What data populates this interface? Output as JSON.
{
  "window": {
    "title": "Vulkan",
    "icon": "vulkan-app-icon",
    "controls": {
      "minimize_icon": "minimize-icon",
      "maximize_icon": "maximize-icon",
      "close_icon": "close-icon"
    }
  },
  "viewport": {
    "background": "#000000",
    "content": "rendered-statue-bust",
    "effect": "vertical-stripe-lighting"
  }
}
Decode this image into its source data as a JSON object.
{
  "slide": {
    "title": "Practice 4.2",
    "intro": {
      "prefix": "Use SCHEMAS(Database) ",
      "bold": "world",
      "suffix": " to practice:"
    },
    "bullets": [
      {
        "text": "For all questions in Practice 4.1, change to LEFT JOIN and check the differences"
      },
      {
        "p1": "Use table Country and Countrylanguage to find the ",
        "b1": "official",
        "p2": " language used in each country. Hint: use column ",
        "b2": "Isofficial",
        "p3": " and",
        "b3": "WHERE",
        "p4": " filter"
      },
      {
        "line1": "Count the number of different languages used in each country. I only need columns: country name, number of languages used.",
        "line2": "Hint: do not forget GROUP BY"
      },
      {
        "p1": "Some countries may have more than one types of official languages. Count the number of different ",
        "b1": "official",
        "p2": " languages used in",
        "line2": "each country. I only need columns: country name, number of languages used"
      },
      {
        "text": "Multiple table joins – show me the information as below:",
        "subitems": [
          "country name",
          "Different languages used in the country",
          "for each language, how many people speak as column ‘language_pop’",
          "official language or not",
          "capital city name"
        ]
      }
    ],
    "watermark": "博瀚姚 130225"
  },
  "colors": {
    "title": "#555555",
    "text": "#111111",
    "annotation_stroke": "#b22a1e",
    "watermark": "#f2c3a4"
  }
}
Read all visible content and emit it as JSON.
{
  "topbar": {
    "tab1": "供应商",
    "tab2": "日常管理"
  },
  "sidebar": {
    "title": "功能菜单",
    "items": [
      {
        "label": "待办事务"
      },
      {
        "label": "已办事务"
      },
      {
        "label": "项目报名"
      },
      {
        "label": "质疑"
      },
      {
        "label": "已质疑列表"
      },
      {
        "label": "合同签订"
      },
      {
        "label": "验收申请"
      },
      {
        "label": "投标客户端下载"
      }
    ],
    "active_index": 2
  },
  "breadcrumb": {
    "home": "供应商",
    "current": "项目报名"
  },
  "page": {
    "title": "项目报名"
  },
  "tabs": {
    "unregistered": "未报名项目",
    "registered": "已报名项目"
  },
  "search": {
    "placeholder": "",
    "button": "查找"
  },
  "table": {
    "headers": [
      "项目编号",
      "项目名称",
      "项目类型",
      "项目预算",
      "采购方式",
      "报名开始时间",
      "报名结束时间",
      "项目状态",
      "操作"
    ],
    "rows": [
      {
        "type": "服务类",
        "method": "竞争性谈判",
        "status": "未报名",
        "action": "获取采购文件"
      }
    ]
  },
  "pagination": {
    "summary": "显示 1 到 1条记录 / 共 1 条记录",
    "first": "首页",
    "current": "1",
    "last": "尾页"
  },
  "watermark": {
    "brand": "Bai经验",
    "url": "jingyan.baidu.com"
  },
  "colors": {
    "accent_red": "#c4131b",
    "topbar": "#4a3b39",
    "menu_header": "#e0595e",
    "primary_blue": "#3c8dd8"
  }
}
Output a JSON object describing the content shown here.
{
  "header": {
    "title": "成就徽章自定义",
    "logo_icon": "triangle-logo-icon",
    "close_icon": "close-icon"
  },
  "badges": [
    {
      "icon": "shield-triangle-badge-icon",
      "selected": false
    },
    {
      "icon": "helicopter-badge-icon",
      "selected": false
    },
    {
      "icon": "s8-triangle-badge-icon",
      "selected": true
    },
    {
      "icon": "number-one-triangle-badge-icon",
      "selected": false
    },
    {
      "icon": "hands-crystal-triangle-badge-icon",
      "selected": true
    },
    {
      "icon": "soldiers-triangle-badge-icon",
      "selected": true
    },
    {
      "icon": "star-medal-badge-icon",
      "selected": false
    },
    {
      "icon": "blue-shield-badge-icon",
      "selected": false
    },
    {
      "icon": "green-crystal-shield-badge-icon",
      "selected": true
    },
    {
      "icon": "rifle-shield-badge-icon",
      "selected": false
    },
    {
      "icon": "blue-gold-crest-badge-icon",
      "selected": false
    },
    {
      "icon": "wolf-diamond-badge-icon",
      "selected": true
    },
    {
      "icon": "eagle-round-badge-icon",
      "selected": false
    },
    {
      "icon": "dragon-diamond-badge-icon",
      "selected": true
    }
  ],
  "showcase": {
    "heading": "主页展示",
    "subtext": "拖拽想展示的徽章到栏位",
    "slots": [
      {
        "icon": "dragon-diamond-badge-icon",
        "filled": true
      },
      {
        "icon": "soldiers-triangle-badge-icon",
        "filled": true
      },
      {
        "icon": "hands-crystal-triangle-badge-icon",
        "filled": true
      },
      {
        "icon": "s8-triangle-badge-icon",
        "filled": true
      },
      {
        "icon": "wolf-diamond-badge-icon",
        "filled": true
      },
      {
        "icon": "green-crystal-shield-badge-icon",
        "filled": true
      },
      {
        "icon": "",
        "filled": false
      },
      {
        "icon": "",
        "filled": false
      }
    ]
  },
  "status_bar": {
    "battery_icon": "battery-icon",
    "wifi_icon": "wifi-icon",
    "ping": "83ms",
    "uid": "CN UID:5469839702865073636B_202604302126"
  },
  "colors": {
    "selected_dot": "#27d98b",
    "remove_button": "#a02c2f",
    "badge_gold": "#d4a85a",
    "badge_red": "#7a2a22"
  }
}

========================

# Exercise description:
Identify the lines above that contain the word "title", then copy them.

# Exercise result:
    "title": "Vulkan",
    "title": "Practice 4.2",
    "title": "#555555",
    "title": "功能菜单",
    "title": "项目报名"
    "title": "成就徽章自定义",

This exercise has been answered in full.